§ PROBLEM STATEMENT
Your response should contain every line from the data below that holds the string "time".

§ INPUT FOR THIS TASK
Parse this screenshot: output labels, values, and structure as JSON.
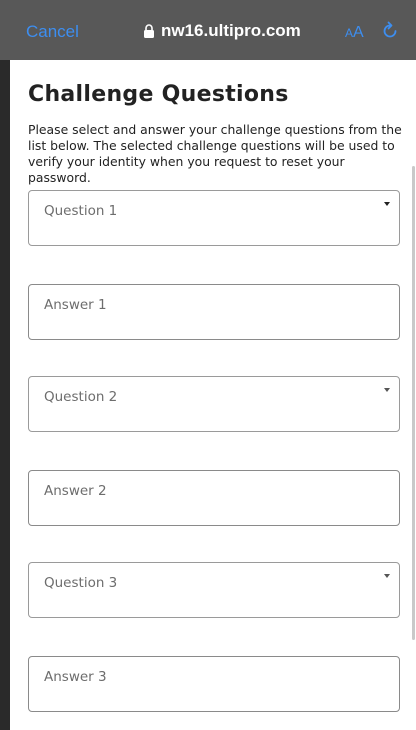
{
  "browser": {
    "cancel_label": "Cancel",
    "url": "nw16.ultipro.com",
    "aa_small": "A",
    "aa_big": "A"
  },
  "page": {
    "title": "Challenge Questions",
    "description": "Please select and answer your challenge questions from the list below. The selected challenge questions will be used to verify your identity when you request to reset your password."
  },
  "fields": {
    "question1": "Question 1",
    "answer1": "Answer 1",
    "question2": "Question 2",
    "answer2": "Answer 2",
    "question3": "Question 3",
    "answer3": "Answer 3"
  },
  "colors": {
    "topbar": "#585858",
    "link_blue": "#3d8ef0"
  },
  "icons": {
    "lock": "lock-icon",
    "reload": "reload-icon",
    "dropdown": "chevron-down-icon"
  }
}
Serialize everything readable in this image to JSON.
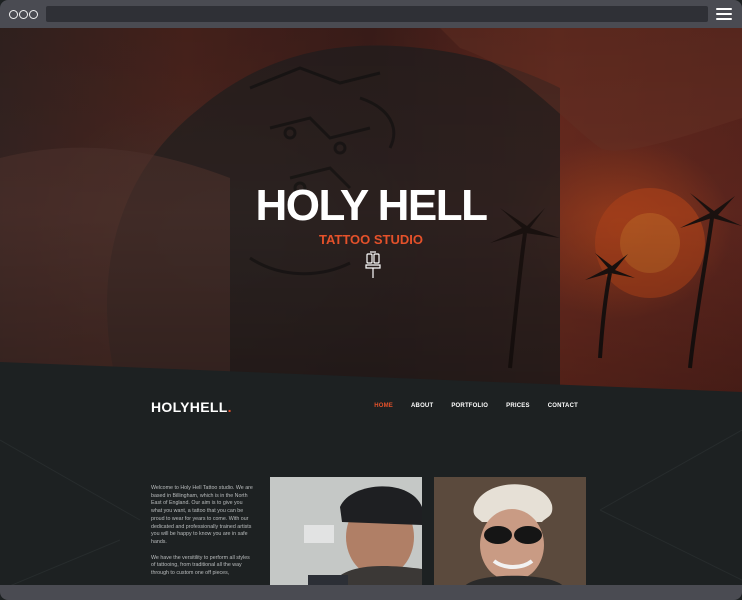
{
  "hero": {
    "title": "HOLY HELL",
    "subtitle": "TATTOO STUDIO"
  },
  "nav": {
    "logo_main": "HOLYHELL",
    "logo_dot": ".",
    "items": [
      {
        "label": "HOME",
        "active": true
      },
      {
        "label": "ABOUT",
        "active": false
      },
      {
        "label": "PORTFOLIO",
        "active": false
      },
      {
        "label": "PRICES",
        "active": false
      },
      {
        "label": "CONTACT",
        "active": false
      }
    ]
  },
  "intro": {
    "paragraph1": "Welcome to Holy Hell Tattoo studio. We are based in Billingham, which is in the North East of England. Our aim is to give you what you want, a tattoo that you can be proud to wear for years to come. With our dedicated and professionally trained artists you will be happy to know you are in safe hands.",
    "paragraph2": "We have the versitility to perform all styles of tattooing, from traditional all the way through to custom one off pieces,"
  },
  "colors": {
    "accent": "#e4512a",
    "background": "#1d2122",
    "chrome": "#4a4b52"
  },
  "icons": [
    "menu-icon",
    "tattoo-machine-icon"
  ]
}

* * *

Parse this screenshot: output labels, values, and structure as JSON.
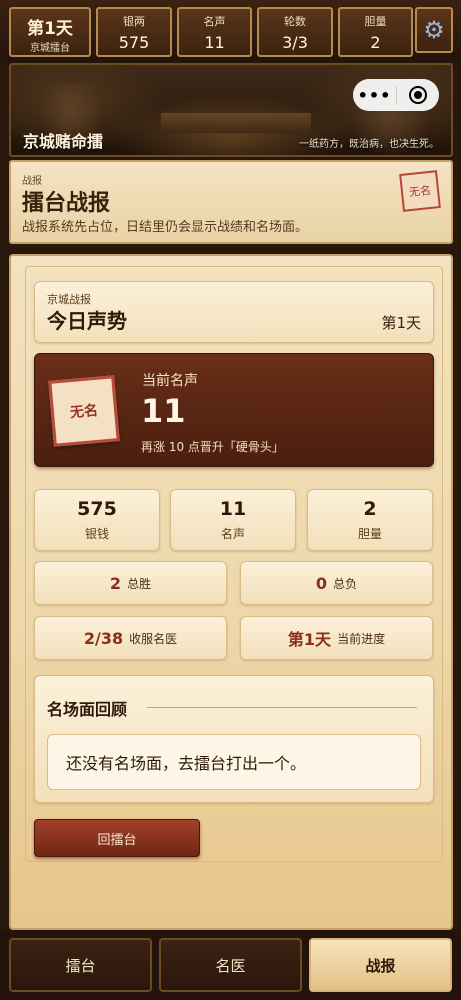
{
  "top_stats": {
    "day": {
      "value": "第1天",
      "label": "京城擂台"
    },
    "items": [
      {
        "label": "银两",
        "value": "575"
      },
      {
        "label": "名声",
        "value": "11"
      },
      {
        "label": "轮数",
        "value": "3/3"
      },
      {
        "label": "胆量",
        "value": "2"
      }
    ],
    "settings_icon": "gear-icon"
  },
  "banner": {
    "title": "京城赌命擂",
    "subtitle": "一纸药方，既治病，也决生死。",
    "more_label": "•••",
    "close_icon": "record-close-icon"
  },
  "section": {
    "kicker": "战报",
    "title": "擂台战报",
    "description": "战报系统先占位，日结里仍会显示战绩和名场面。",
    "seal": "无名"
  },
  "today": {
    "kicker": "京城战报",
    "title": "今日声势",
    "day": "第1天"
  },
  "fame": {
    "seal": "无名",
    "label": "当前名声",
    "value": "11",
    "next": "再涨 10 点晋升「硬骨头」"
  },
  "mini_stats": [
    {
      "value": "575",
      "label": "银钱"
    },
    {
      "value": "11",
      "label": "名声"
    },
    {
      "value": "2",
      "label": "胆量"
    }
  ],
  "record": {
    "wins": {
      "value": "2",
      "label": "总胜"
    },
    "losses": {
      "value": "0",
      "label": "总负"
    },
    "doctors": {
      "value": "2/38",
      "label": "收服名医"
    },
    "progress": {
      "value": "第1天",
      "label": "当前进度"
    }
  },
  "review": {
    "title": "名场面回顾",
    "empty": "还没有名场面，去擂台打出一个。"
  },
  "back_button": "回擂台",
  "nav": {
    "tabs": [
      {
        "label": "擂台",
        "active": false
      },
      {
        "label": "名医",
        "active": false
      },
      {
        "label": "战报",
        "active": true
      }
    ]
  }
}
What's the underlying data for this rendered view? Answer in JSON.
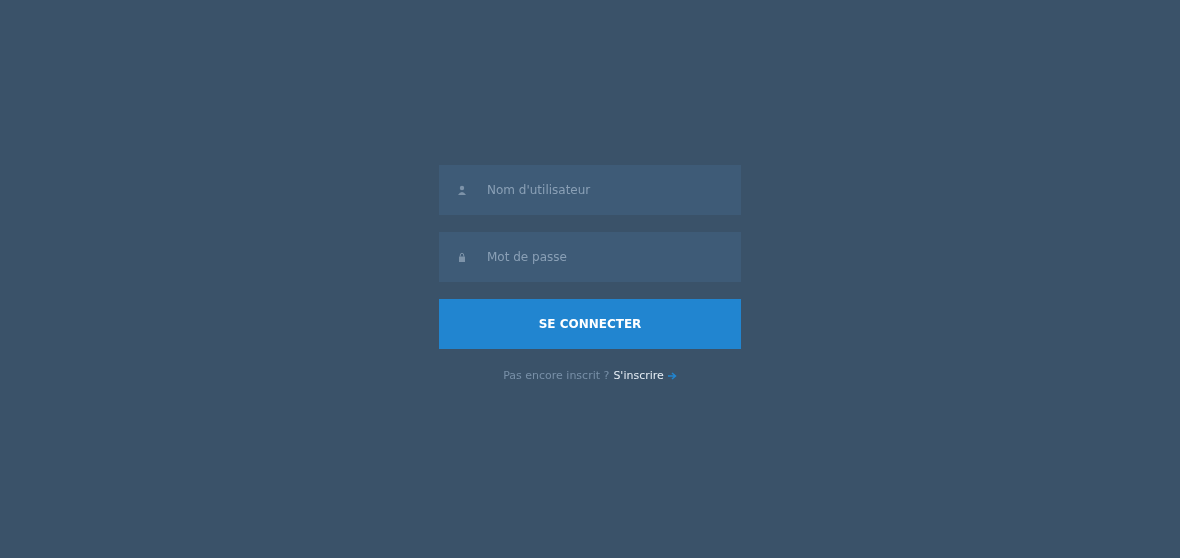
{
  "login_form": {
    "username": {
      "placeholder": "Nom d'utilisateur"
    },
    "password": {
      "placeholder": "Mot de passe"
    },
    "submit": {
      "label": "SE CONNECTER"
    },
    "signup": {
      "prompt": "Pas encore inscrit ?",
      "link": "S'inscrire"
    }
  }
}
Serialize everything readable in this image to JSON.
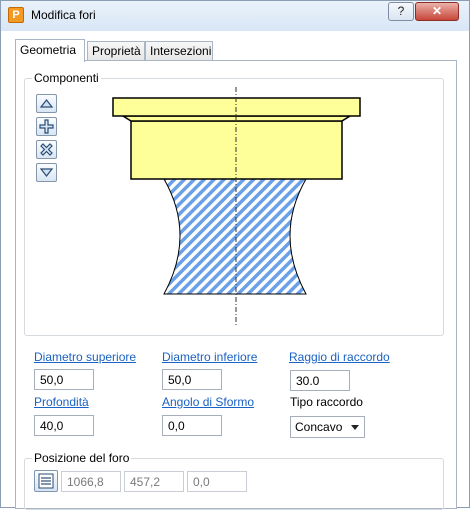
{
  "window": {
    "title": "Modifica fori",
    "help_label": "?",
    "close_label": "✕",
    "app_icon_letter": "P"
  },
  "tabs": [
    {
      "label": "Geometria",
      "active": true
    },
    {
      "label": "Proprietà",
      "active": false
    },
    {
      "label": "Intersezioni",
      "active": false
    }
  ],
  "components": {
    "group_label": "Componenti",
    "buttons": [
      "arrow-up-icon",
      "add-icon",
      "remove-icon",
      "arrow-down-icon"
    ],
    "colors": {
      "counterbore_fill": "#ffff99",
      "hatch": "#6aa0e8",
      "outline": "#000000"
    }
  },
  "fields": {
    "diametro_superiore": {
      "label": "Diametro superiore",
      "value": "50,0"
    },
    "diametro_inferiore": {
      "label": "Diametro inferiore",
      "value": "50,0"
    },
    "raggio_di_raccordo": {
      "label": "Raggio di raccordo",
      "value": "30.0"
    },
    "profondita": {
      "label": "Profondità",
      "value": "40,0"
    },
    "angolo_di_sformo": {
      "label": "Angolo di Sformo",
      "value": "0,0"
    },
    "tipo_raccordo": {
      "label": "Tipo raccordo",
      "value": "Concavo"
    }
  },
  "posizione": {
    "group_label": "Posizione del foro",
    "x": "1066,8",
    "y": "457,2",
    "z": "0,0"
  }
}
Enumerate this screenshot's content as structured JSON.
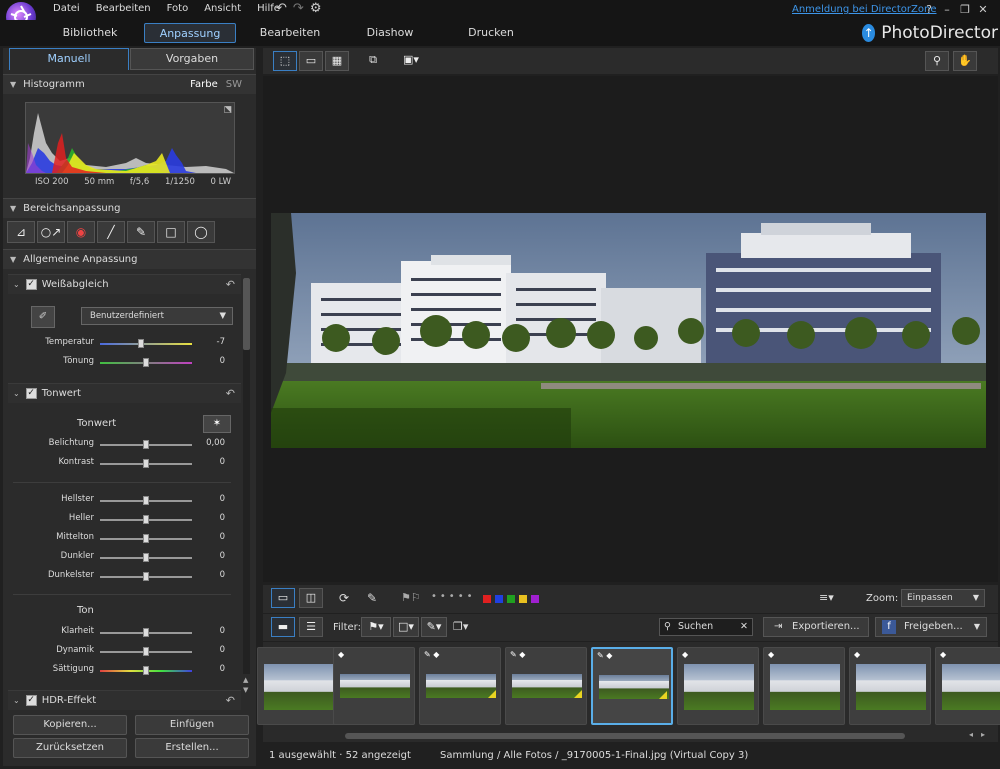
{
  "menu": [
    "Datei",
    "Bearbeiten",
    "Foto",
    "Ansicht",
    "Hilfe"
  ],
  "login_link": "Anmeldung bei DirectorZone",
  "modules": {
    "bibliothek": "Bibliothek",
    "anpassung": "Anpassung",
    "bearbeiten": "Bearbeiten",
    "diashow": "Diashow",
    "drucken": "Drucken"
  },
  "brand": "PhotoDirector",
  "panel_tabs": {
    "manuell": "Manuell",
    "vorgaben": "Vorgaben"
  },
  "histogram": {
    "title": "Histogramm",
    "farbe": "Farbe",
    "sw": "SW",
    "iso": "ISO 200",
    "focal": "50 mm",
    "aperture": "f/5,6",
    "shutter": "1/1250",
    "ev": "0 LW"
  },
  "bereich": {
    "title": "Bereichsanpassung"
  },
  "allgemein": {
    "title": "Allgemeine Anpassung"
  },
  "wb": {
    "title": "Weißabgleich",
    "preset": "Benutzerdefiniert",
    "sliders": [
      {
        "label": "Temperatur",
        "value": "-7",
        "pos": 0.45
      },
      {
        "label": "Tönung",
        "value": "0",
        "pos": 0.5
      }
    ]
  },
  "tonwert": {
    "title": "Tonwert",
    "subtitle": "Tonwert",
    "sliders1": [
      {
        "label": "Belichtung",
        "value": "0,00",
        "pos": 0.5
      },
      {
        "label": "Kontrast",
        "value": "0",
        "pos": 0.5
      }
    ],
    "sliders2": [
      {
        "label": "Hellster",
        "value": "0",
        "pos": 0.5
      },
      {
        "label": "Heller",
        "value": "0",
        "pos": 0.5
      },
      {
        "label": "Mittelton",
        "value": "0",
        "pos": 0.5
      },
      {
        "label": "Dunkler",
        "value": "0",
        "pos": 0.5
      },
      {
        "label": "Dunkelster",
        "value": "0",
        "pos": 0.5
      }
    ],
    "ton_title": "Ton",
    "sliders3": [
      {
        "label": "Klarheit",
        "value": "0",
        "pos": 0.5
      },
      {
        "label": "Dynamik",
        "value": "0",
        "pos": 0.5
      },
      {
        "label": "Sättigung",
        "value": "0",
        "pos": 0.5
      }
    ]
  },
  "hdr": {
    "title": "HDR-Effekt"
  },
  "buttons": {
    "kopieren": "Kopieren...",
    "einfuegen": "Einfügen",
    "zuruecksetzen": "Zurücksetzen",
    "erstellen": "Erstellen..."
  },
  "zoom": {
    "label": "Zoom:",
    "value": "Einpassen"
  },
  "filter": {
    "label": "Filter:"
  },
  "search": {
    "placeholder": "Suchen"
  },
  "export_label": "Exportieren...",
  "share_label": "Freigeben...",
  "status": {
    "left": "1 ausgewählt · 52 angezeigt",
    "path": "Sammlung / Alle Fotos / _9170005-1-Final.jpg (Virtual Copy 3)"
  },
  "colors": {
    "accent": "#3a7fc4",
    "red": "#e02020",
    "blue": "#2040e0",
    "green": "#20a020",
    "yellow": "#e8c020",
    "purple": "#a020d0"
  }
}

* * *

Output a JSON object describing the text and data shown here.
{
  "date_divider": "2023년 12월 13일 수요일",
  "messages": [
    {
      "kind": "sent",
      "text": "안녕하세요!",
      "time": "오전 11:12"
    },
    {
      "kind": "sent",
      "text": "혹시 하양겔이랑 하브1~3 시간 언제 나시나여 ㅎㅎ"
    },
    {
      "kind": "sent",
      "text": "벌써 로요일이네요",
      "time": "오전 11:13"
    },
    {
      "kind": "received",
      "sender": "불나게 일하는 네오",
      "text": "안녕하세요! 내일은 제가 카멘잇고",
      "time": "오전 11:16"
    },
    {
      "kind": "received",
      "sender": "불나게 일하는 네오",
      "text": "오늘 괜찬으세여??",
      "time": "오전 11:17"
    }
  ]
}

§ RESULT FOR THIS EXERCISE
      "time": "오전 11:12"
      "time": "오전 11:13"
      "time": "오전 11:16"
      "time": "오전 11:17"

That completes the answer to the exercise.